Recorded data:

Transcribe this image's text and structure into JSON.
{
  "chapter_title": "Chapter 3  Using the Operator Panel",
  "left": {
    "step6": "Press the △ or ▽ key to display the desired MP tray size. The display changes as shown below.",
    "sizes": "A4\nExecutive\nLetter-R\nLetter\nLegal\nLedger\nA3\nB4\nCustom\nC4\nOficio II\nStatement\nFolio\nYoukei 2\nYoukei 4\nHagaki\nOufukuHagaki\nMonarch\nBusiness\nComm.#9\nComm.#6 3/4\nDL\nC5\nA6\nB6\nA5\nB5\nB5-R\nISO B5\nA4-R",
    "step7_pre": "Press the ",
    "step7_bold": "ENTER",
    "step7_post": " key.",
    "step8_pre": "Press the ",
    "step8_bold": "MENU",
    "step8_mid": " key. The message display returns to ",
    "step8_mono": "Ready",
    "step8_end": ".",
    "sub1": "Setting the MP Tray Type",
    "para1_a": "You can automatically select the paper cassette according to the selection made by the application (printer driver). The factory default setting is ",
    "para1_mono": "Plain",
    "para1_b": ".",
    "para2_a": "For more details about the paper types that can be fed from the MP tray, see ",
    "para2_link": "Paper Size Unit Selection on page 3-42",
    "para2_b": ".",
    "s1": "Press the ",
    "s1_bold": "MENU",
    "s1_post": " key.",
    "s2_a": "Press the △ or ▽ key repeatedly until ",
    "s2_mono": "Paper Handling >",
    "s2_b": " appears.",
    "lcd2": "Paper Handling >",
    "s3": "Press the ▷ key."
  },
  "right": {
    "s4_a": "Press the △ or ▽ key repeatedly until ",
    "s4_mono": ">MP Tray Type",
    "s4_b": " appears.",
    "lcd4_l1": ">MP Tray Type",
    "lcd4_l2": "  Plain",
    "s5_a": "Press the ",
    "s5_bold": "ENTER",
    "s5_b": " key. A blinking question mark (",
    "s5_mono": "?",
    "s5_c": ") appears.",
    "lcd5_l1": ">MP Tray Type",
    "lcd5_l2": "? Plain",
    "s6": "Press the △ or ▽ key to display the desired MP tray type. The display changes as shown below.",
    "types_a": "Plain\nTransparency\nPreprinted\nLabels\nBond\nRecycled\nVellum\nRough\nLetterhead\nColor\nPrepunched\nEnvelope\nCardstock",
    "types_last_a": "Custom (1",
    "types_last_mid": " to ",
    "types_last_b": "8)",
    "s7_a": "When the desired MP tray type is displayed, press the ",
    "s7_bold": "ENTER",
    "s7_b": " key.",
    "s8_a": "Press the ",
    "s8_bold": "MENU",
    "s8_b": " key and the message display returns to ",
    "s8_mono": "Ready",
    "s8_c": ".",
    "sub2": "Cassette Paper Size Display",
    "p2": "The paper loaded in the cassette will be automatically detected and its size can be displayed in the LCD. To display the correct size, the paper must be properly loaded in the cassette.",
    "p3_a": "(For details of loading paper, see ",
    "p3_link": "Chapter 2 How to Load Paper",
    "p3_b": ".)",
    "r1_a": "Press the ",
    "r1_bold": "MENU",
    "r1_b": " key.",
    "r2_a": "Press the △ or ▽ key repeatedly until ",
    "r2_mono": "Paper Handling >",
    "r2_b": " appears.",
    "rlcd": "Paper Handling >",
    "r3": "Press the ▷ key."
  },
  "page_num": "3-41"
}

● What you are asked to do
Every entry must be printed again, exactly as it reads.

● Solution to this exercise
Transcribe this image's text and structure into JSON.
{
  "chapter_title": "Chapter 3  Using the Operator Panel",
  "left": {
    "step6": "Press the △ or ▽ key to display the desired MP tray size. The display changes as shown below.",
    "sizes": "A4\nExecutive\nLetter-R\nLetter\nLegal\nLedger\nA3\nB4\nCustom\nC4\nOficio II\nStatement\nFolio\nYoukei 2\nYoukei 4\nHagaki\nOufukuHagaki\nMonarch\nBusiness\nComm.#9\nComm.#6 3/4\nDL\nC5\nA6\nB6\nA5\nB5\nB5-R\nISO B5\nA4-R",
    "step7_pre": "Press the ",
    "step7_bold": "ENTER",
    "step7_post": " key.",
    "step8_pre": "Press the ",
    "step8_bold": "MENU",
    "step8_mid": " key. The message display returns to ",
    "step8_mono": "Ready",
    "step8_end": ".",
    "sub1": "Setting the MP Tray Type",
    "para1_a": "You can automatically select the paper cassette according to the selection made by the application (printer driver). The factory default setting is ",
    "para1_mono": "Plain",
    "para1_b": ".",
    "para2_a": "For more details about the paper types that can be fed from the MP tray, see ",
    "para2_link": "Paper Size Unit Selection on page 3-42",
    "para2_b": ".",
    "s1": "Press the ",
    "s1_bold": "MENU",
    "s1_post": " key.",
    "s2_a": "Press the △ or ▽ key repeatedly until ",
    "s2_mono": "Paper Handling >",
    "s2_b": " appears.",
    "lcd2": "Paper Handling >",
    "s3": "Press the ▷ key."
  },
  "right": {
    "s4_a": "Press the △ or ▽ key repeatedly until ",
    "s4_mono": ">MP Tray Type",
    "s4_b": " appears.",
    "lcd4_l1": ">MP Tray Type",
    "lcd4_l2": "  Plain",
    "s5_a": "Press the ",
    "s5_bold": "ENTER",
    "s5_b": " key. A blinking question mark (",
    "s5_mono": "?",
    "s5_c": ") appears.",
    "lcd5_l1": ">MP Tray Type",
    "lcd5_l2": "? Plain",
    "s6": "Press the △ or ▽ key to display the desired MP tray type. The display changes as shown below.",
    "types_a": "Plain\nTransparency\nPreprinted\nLabels\nBond\nRecycled\nVellum\nRough\nLetterhead\nColor\nPrepunched\nEnvelope\nCardstock",
    "types_last_a": "Custom (1",
    "types_last_mid": " to ",
    "types_last_b": "8)",
    "s7_a": "When the desired MP tray type is displayed, press the ",
    "s7_bold": "ENTER",
    "s7_b": " key.",
    "s8_a": "Press the ",
    "s8_bold": "MENU",
    "s8_b": " key and the message display returns to ",
    "s8_mono": "Ready",
    "s8_c": ".",
    "sub2": "Cassette Paper Size Display",
    "p2": "The paper loaded in the cassette will be automatically detected and its size can be displayed in the LCD. To display the correct size, the paper must be properly loaded in the cassette.",
    "p3_a": "(For details of loading paper, see ",
    "p3_link": "Chapter 2 How to Load Paper",
    "p3_b": ".)",
    "r1_a": "Press the ",
    "r1_bold": "MENU",
    "r1_b": " key.",
    "r2_a": "Press the △ or ▽ key repeatedly until ",
    "r2_mono": "Paper Handling >",
    "r2_b": " appears.",
    "rlcd": "Paper Handling >",
    "r3": "Press the ▷ key."
  },
  "page_num": "3-41"
}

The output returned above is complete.